October 12, 2020
MIRC opposes this proposed rule that amends the Department Homeland Security (DHS) regulations concerning the use and collection of biometrics in the enforcement and administration of immigration laws by U.S. Citizenship and Immigration Services (USCIS), U.S. Customs and Border Protection (CBP), and U.S. Immigration and Customs Enforcement (ICE). First, DHS proposes that any applicant, petitioner, sponsor, beneficiary, or individual filing or associated with an immigration benefit or request, including United States citizens, must appear for biometrics collection without regard to age unless DHS waives or exempts the biometrics requirement. Second, DHS proposes to authorize biometric collection, without regard to age, upon arrest of an alien for purposes of processing, care, custody, and initiation of removal proceedings. Third, DHS proposes to define the term biometrics. Fourth, this rule proposes to increase the biometric modalities that DHS collects, to include iris image, palm print, and voice print. Fifth, this rule proposes that DHS may require, request, or accept DNA test results, which include a partial DNA profile, to prove the existence of a claimed genetic relationship and that DHS may use and store DNA test results for the relevant adjudications or to perform any other functions necessary for administering and enforcing immigration and naturalization laws. Sixth, this rule would modify how VAWA and T nonimmigrant petitioners demonstrate good moral character, as well as remove the presumption of good moral character for those under the age of 14. Lastly, DHS proposes to further clarify the purposes for which biometrics are collected from individuals filing immigration applications or petitions, to include criminal history and national security background checks; identity enrollment, verification, and management; secure document production, and to administer and enforce immigration and naturalization laws.

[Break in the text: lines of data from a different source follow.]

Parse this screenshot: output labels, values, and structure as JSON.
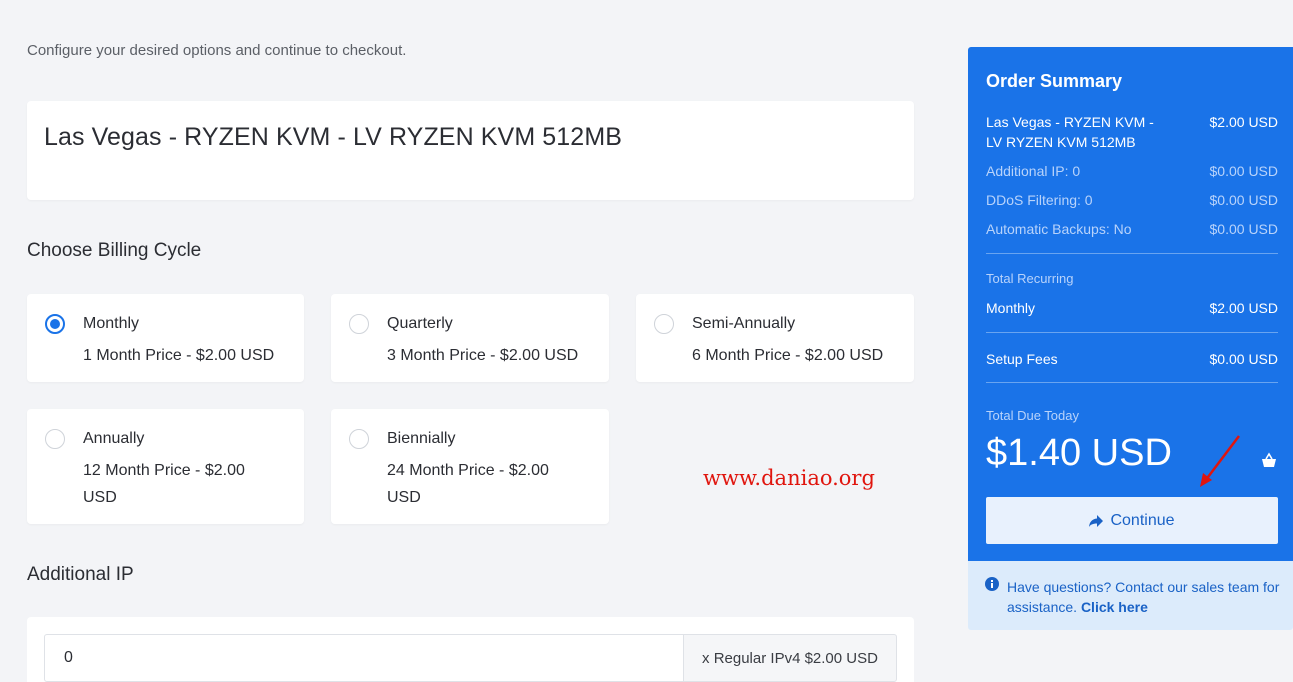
{
  "intro": "Configure your desired options and continue to checkout.",
  "product": {
    "title": "Las Vegas - RYZEN KVM - LV RYZEN KVM 512MB"
  },
  "billing": {
    "heading": "Choose Billing Cycle",
    "options": [
      {
        "name": "Monthly",
        "price": "1 Month Price - $2.00 USD",
        "selected": true
      },
      {
        "name": "Quarterly",
        "price": "3 Month Price - $2.00 USD",
        "selected": false
      },
      {
        "name": "Semi-Annually",
        "price": "6 Month Price - $2.00 USD",
        "selected": false
      },
      {
        "name": "Annually",
        "price": "12 Month Price - $2.00 USD",
        "selected": false
      },
      {
        "name": "Biennially",
        "price": "24 Month Price - $2.00 USD",
        "selected": false
      }
    ]
  },
  "watermark": "www.daniao.org",
  "additional_ip": {
    "heading": "Additional IP",
    "value": "0",
    "addon": "x Regular IPv4 $2.00 USD"
  },
  "summary": {
    "heading": "Order Summary",
    "product_line": {
      "label": "Las Vegas - RYZEN KVM - LV RYZEN KVM 512MB",
      "value": "$2.00 USD"
    },
    "options": [
      {
        "label": "Additional IP: 0",
        "value": "$0.00 USD"
      },
      {
        "label": "DDoS Filtering: 0",
        "value": "$0.00 USD"
      },
      {
        "label": "Automatic Backups: No",
        "value": "$0.00 USD"
      }
    ],
    "recurring_label": "Total Recurring",
    "recurring": {
      "label": "Monthly",
      "value": "$2.00 USD"
    },
    "setup": {
      "label": "Setup Fees",
      "value": "$0.00 USD"
    },
    "due_label": "Total Due Today",
    "total": "$1.40 USD",
    "continue": "Continue"
  },
  "help": {
    "text": "Have questions? Contact our sales team for assistance.",
    "link": "Click here"
  },
  "colors": {
    "accent": "#1a73e8",
    "panel_light": "#dcebfb",
    "watermark": "#e0150e"
  },
  "icons": {
    "cart": "cart-icon",
    "continue": "arrow-right-icon",
    "help": "info-circle-icon"
  }
}
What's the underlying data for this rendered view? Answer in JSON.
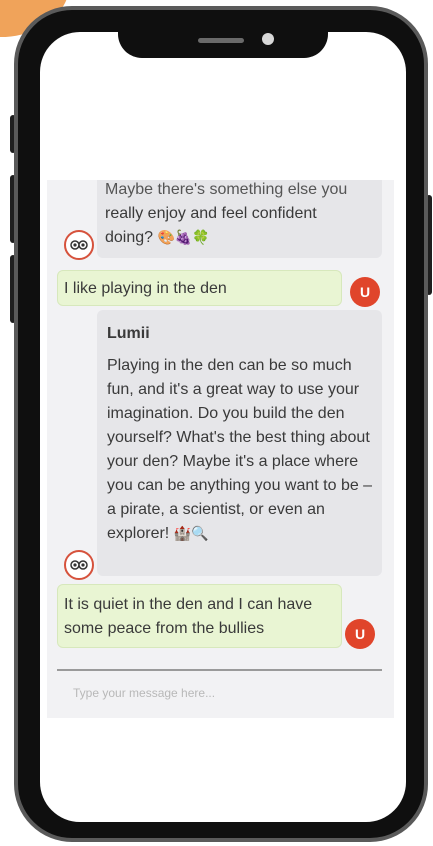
{
  "chat": {
    "messages": [
      {
        "sender": "bot",
        "text_partial": "Maybe there's something else you",
        "text_lines": [
          "really enjoy and feel confident",
          "doing?"
        ],
        "emoji": "🎨🍇🍀"
      },
      {
        "sender": "user",
        "avatar_letter": "U",
        "text": "I like playing in the den"
      },
      {
        "sender": "bot",
        "name": "Lumii",
        "text": "Playing in the den can be so much fun, and it's a great way to use your imagination. Do you build the den yourself? What's the best thing about your den? Maybe it's a place where you can be anything you want to be – a pirate, a scientist, or even an explorer!",
        "emoji": "🏰🔍"
      },
      {
        "sender": "user",
        "avatar_letter": "U",
        "text": "It is quiet in the den and I can have some peace from the bullies"
      }
    ]
  },
  "composer": {
    "placeholder": "Type your message here..."
  },
  "colors": {
    "bot_bubble": "#e6e6e9",
    "user_bubble": "#e9f5d3",
    "user_avatar": "#e0452b",
    "frame": "#0f0f0f"
  },
  "icons": {
    "bot_avatar": "owl-avatar-icon",
    "user_avatar": "user-initial-avatar"
  }
}
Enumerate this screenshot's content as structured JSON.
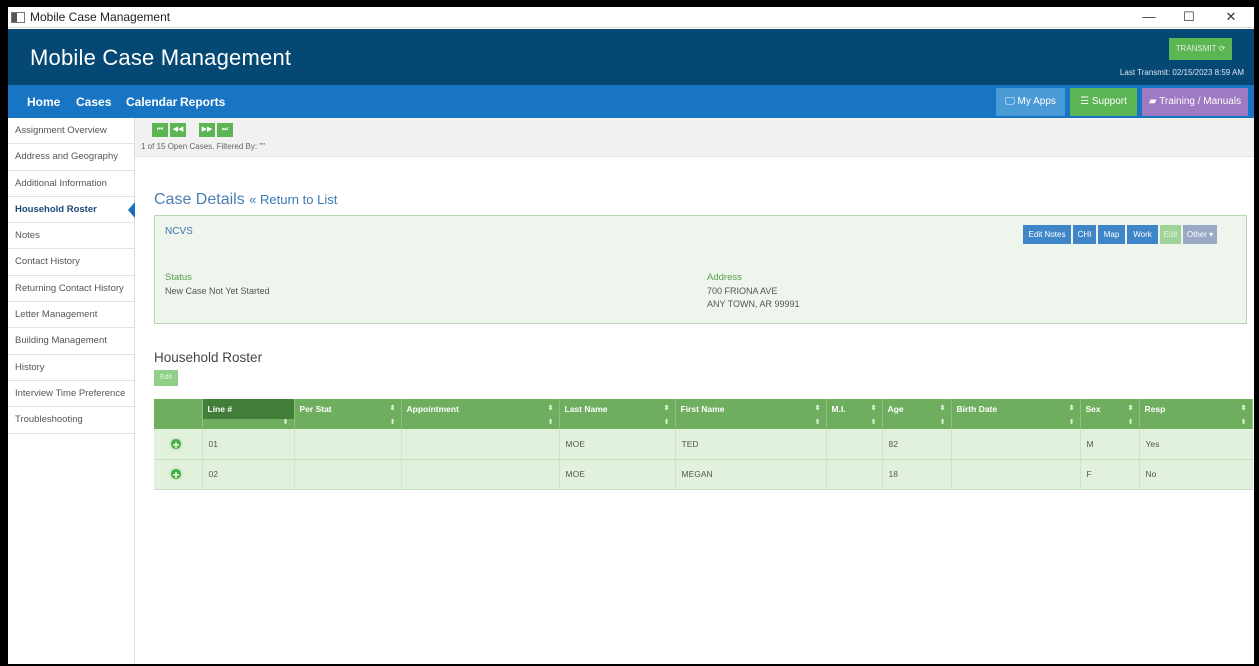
{
  "window": {
    "title": "Mobile Case Management",
    "controls": {
      "minimize": "—",
      "maximize": "☐",
      "close": "✕"
    }
  },
  "header": {
    "brand": "Mobile Case Management",
    "transmit_label": "TRANSMIT ⟳",
    "last_transmit": "Last Transmit: 02/15/2023 8:59 AM"
  },
  "nav": {
    "links": [
      "Home",
      "Cases",
      "Calendar",
      "Reports"
    ],
    "my_apps": "🖵 My Apps",
    "support": "☰ Support",
    "training": "▰ Training / Manuals"
  },
  "sidebar": {
    "items": [
      "Assignment Overview",
      "Address and Geography",
      "Additional Information",
      "Household Roster",
      "Notes",
      "Contact History",
      "Returning Contact History",
      "Letter Management",
      "Building Management",
      "History",
      "Interview Time Preference",
      "Troubleshooting"
    ],
    "active": "Household Roster"
  },
  "pager": {
    "buttons": [
      "⏮",
      "◀◀",
      "▶▶",
      "⏭"
    ],
    "status": "1 of 15  Open Cases, Filtered By: \"\""
  },
  "case": {
    "title": "Case Details",
    "return_link": "« Return to List",
    "program": "NCVS",
    "actions": [
      "Edit Notes",
      "CHI",
      "Map",
      "Work",
      "Edit",
      "Other ▾"
    ],
    "status_label": "Status",
    "status_value": "New Case Not Yet Started",
    "address_label": "Address",
    "address_line1": "700 FRIONA AVE",
    "address_line2": "ANY TOWN, AR 99991"
  },
  "roster": {
    "title": "Household Roster",
    "edit_label": "Edit",
    "columns": [
      "",
      "Line #",
      "Per Stat",
      "Appointment",
      "Last Name",
      "First Name",
      "M.I.",
      "Age",
      "Birth Date",
      "Sex",
      "Resp"
    ],
    "rows": [
      {
        "line": "01",
        "per_stat": "",
        "appointment": "",
        "last": "MOE",
        "first": "TED",
        "mi": "",
        "age": "82",
        "birth": "",
        "sex": "M",
        "resp": "Yes"
      },
      {
        "line": "02",
        "per_stat": "",
        "appointment": "",
        "last": "MOE",
        "first": "MEGAN",
        "mi": "",
        "age": "18",
        "birth": "",
        "sex": "F",
        "resp": "No"
      }
    ]
  },
  "colors": {
    "header_bg": "#064874",
    "nav_bg": "#1775c4",
    "accent_green": "#5ab552",
    "accent_purple": "#9e7ac2",
    "table_header": "#6fad5f"
  }
}
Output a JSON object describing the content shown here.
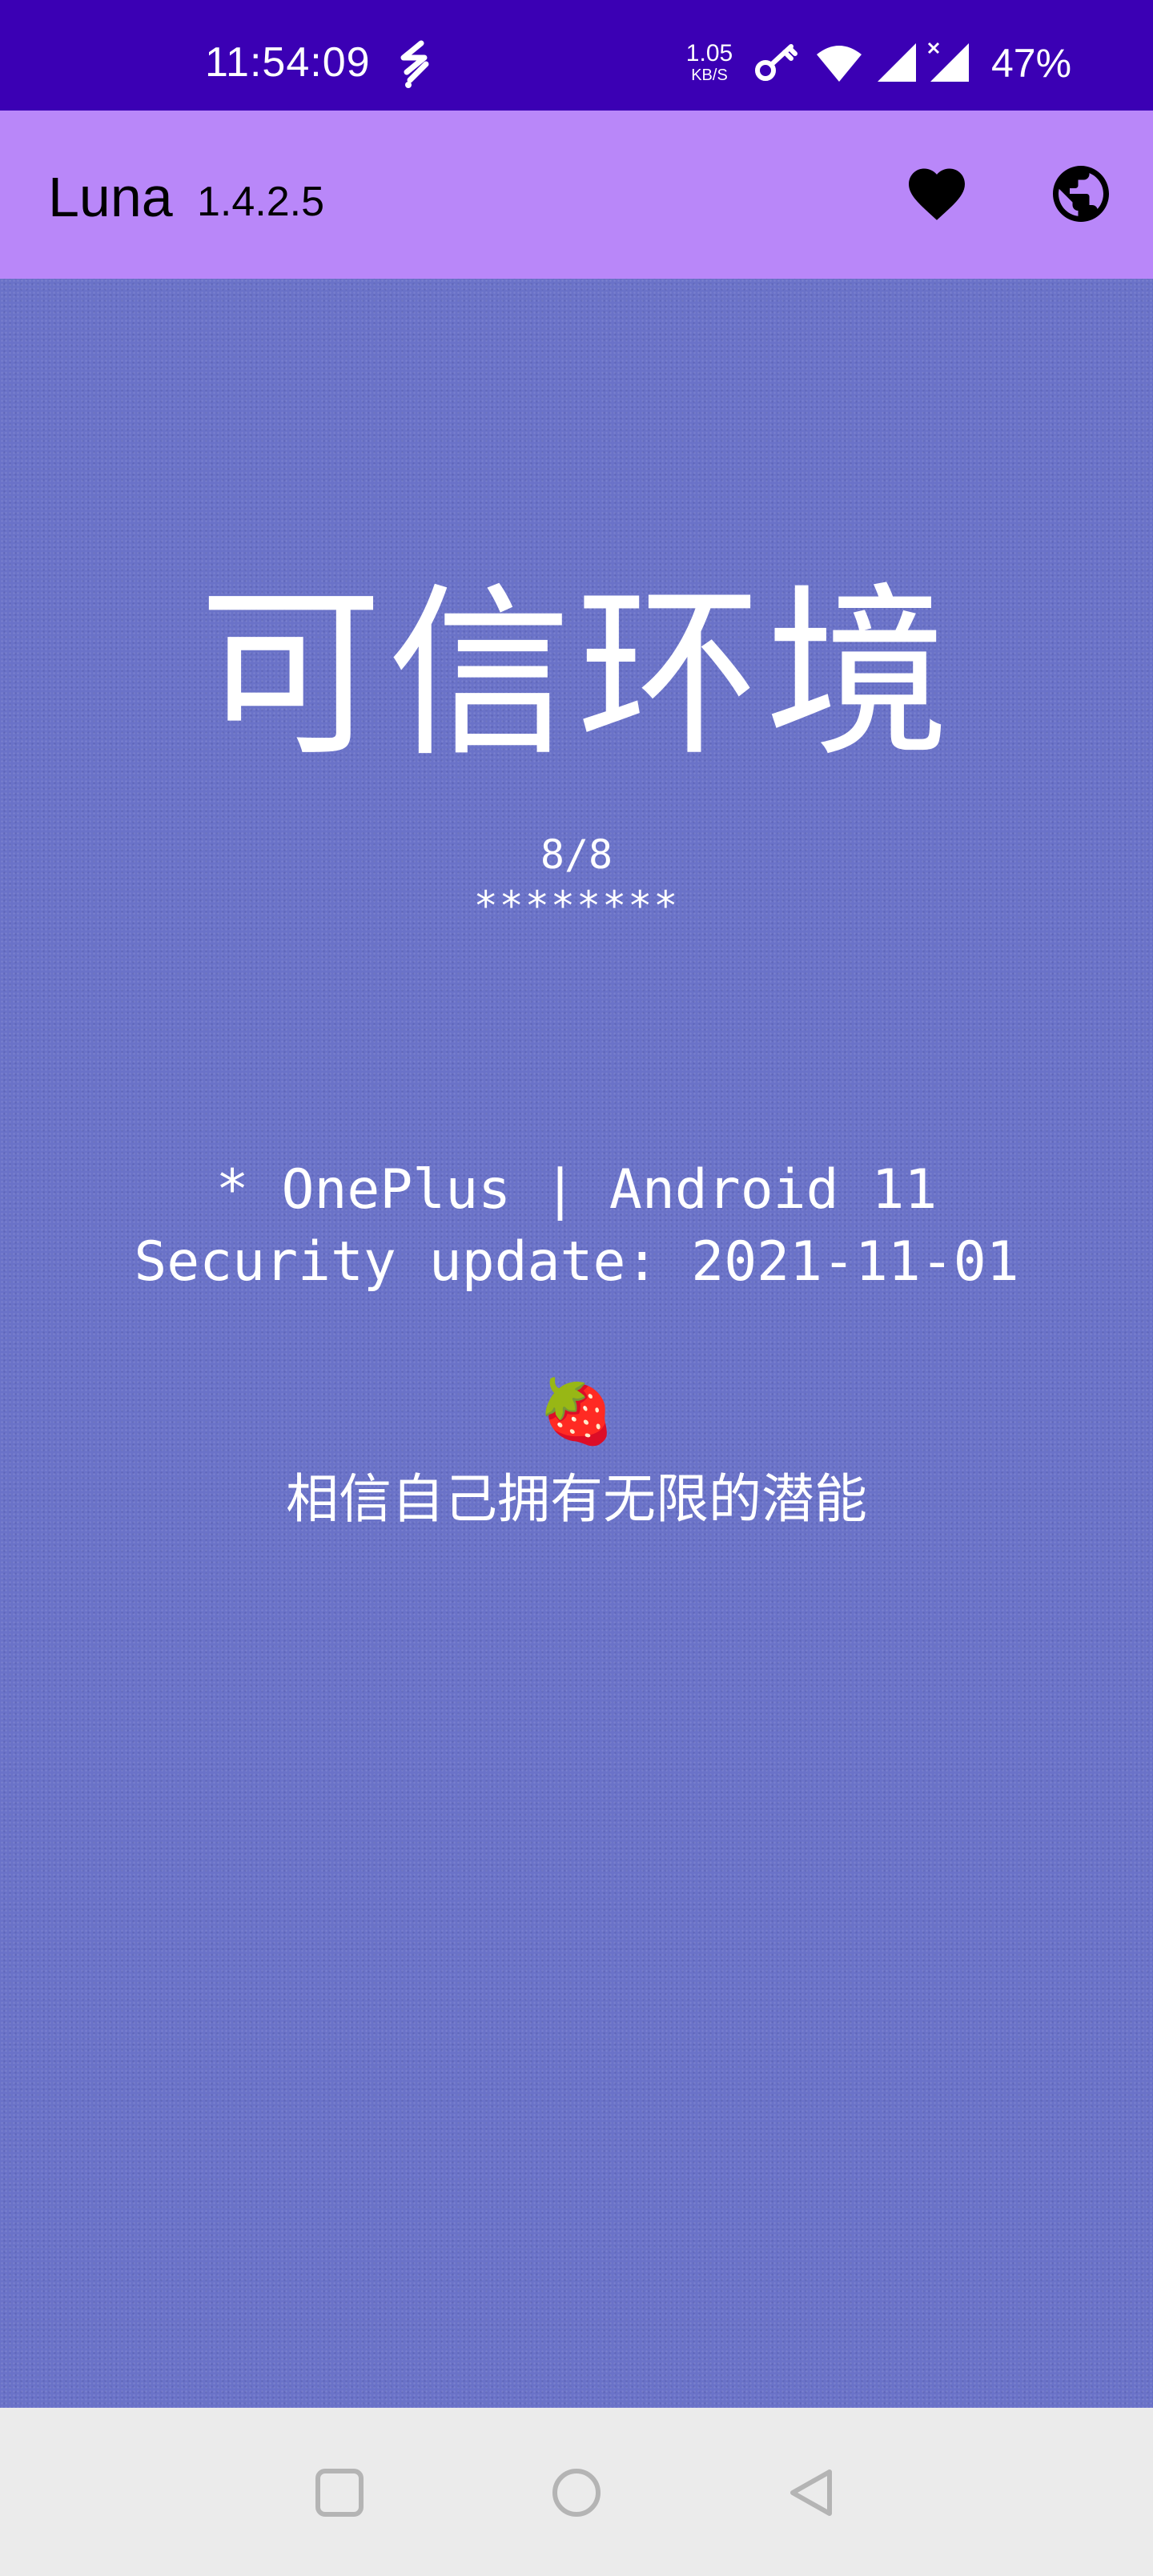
{
  "status_bar": {
    "time": "11:54:09",
    "net_speed_value": "1.05",
    "net_speed_unit": "KB/S",
    "battery": "47%",
    "icons": [
      "activity-icon",
      "key-icon",
      "wifi-icon",
      "signal-icon",
      "signal-x-icon"
    ]
  },
  "app_bar": {
    "title": "Luna",
    "version": "1.4.2.5",
    "actions": [
      "heart-icon",
      "globe-icon"
    ]
  },
  "main": {
    "status_title": "可信环境",
    "score": "8/8",
    "stars": "********",
    "device": "* OnePlus | Android 11",
    "security_update": "Security update: 2021-11-01",
    "emoji": "🍓",
    "motto": "相信自己拥有无限的潜能"
  },
  "nav_bar": {
    "buttons": [
      "recent-apps-icon",
      "home-icon",
      "back-icon"
    ]
  },
  "colors": {
    "status_bar": "#3b00b4",
    "app_bar": "#b987f9",
    "background": "#6a72c8",
    "nav_bar": "#ebebeb"
  }
}
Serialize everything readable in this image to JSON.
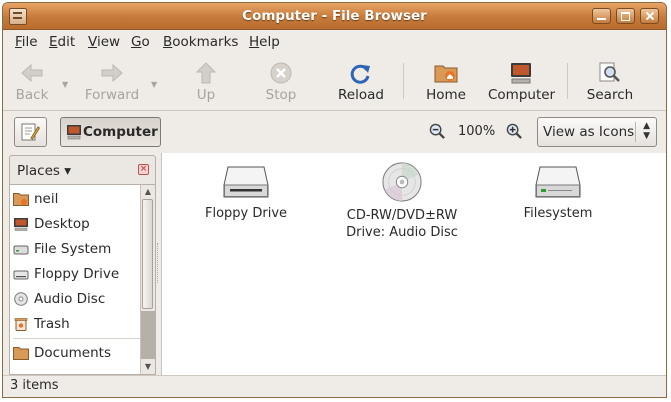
{
  "window": {
    "title": "Computer - File Browser"
  },
  "menubar": [
    "File",
    "Edit",
    "View",
    "Go",
    "Bookmarks",
    "Help"
  ],
  "toolbar": {
    "back": "Back",
    "forward": "Forward",
    "up": "Up",
    "stop": "Stop",
    "reload": "Reload",
    "home": "Home",
    "computer": "Computer",
    "search": "Search"
  },
  "location": {
    "current": "Computer",
    "zoom": "100%",
    "view_mode": "View as Icons"
  },
  "sidebar": {
    "header": "Places",
    "items": [
      {
        "label": "neil",
        "icon": "home-folder-icon"
      },
      {
        "label": "Desktop",
        "icon": "desktop-icon"
      },
      {
        "label": "File System",
        "icon": "harddisk-icon"
      },
      {
        "label": "Floppy Drive",
        "icon": "floppy-icon"
      },
      {
        "label": "Audio Disc",
        "icon": "cd-icon"
      },
      {
        "label": "Trash",
        "icon": "trash-icon"
      },
      {
        "label": "Documents",
        "icon": "folder-icon"
      }
    ]
  },
  "files": [
    {
      "label": "Floppy Drive",
      "icon": "floppy-drive-icon"
    },
    {
      "label": "CD-RW/DVD±RW Drive: Audio Disc",
      "line1": "CD-RW/DVD±RW",
      "line2": "Drive: Audio Disc",
      "icon": "cd-drive-icon"
    },
    {
      "label": "Filesystem",
      "icon": "harddisk-icon"
    }
  ],
  "status": {
    "text": "3 items"
  },
  "colors": {
    "titlebar": "#c67a3a",
    "window_bg": "#efebe7",
    "accent": "#e07a2a"
  }
}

Public comment opposing Proposed Rules on Administrative Closure, Appellate Procedures, and Decisional Finality in Immigration Proceedings, Federal Register No. 2020-18676, EOIR Docket No. 19-0022, A.G. Order No. 4800-2020, RIN 1125-AA96
September 24, 2020
MIRC submitted a public comment opposing new rules proposed by the Department of Justice that would further politicize the Immigration Courts and would strip immigrants of crucial tools for avoiding deportation. These proposed rules turn an already unfair, prejudiced, limited-review 'court,' into an adjudicative machine with little to no due process.
(c)(8) EAD comment--Notice of Proposed Rulemaking and Request Comment on Asylum Application, Interview, and EAD for Applicants
January 13, 2020
MIRC opposes this proposed rule because the proposed rule will completely eliminate access to work authorization for many asylum seekers, significantly delay access to work authorization for all asylum seekers, and will add a substantial adjudicative burden on United States Citizenship and Immigration Services (“USCIS”) at a time where processing times are growing longer across the board. It will discourage asylum applicants from taking critical action on their asylum cases, such as making reasonable requests to reschedule their hearings or supplement their applications. It will force asylum seekers to cope with forced unemployment by utilizing community resources, by subjecting themselves to exploitation in the shadow labor market, or by abandoning valid claims and returning to life-threatening conditions in their home country. The children of asylum seekers, many who are born in the US during the years-long wait for an asylum hearing, will suffer substantial collateral damage as a result of their parent's inability to work. Lastly, the proposed new rules will add to USCIS' adjudicative burden with respect to I-765 applications, strain legal service and social service organizations, and will limit asylum-seekers' ability to effectively pursue their claims, making asylum adjudications burdensome for asylum officers and immigration judges.